Record extracts
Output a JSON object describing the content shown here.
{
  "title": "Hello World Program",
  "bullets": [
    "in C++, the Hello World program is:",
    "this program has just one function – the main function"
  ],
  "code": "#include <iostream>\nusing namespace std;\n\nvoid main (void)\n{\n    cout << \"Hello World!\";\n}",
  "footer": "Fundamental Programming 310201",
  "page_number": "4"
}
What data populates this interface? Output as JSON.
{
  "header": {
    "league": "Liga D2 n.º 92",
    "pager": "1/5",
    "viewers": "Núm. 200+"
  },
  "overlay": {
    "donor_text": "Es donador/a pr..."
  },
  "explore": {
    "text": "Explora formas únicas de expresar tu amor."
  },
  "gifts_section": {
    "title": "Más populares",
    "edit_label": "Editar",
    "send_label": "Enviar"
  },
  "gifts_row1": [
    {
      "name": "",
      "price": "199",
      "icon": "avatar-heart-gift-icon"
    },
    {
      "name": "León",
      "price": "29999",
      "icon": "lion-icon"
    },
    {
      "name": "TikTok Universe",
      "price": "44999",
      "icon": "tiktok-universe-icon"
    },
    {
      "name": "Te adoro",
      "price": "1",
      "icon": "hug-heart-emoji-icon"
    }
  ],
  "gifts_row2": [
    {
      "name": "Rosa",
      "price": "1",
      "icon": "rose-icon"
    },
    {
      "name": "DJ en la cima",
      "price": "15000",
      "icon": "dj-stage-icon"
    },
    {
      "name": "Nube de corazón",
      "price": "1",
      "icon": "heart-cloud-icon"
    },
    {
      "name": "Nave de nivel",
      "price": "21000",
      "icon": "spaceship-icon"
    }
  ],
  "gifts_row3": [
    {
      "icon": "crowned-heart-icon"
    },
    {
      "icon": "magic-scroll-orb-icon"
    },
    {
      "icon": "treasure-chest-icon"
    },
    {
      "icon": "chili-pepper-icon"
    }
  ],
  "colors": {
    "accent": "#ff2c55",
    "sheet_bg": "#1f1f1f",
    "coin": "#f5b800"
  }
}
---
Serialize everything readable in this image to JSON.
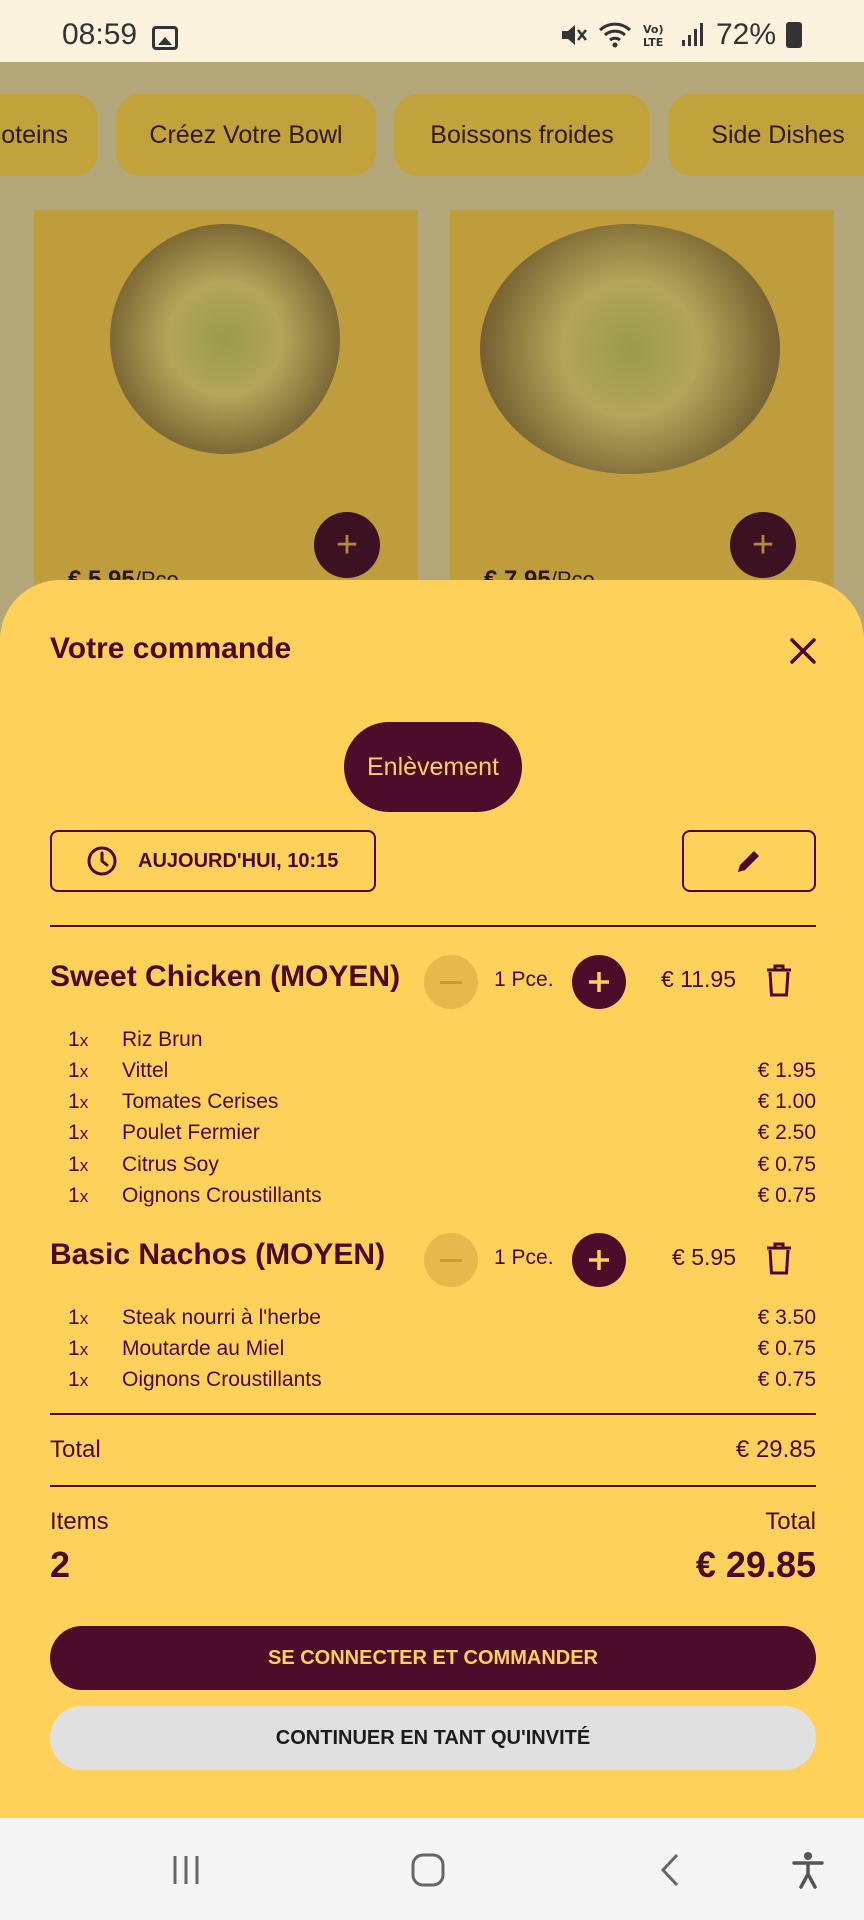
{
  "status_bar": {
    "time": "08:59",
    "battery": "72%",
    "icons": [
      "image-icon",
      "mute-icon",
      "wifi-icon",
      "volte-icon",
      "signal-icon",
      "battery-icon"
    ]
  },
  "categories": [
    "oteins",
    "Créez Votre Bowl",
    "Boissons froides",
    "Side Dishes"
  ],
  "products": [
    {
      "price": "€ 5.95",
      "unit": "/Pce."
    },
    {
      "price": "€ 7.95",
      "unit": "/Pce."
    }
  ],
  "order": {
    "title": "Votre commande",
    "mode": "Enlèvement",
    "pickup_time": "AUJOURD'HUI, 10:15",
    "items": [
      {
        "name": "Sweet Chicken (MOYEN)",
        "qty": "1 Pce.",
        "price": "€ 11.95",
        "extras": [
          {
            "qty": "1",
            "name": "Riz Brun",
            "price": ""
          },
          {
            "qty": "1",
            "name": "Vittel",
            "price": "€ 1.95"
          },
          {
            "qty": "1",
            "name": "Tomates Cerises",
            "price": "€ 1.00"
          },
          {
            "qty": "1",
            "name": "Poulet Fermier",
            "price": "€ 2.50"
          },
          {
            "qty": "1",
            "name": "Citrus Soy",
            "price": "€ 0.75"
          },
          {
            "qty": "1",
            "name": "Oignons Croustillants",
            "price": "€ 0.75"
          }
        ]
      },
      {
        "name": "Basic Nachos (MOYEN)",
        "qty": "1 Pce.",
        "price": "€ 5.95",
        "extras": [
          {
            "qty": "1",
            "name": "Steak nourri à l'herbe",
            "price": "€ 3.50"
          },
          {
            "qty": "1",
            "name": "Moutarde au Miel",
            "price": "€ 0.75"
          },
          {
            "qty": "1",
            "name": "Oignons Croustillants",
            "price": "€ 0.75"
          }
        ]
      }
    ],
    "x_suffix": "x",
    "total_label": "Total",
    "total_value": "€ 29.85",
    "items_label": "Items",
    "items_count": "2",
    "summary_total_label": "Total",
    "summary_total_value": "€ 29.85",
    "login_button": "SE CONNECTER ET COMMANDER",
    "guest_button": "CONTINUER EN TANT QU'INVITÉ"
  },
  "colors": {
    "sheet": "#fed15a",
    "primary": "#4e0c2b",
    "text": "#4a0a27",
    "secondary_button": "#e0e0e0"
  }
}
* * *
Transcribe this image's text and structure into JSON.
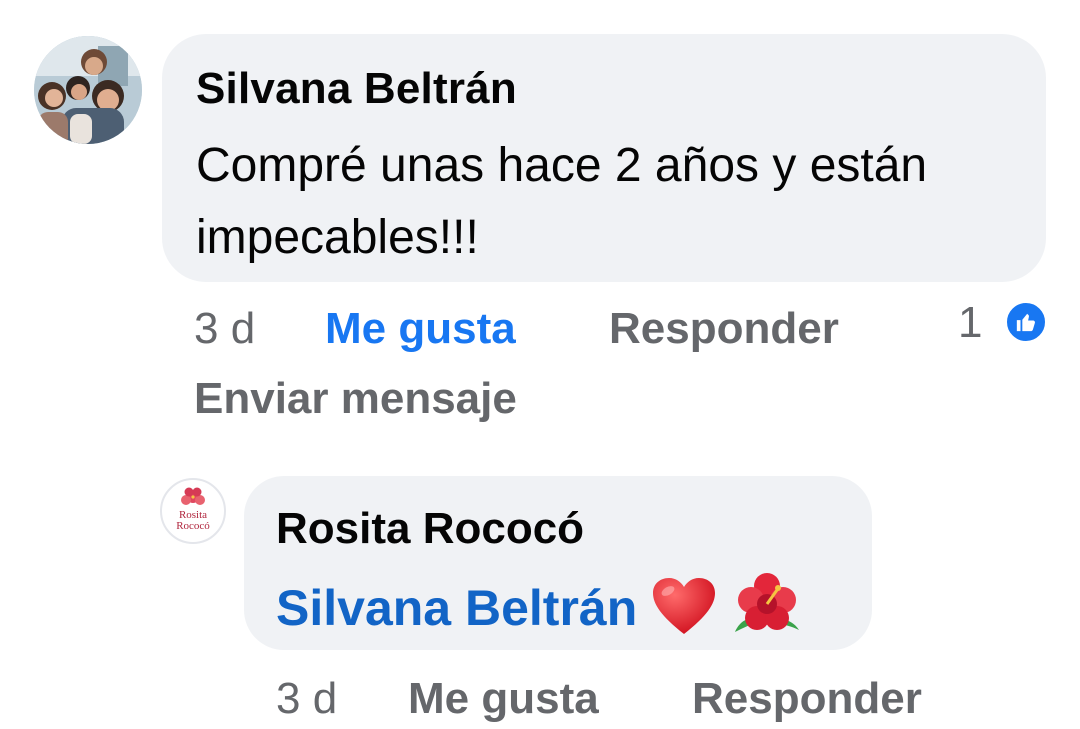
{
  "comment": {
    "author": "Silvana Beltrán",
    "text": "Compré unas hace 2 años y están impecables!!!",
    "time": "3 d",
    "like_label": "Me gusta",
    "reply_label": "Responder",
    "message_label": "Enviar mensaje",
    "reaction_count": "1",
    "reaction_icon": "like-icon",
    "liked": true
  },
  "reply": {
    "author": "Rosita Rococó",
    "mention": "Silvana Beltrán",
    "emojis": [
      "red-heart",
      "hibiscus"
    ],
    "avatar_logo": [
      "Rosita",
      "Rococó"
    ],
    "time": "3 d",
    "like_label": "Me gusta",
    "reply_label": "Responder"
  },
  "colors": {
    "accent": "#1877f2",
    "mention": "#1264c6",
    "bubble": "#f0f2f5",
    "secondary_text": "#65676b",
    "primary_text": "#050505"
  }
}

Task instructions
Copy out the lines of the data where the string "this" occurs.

The completed task
    "this program has just one function – the main function"
What data populates this interface? Output as JSON.
Serialize everything readable in this image to JSON.
Transcribe this image's text and structure into JSON.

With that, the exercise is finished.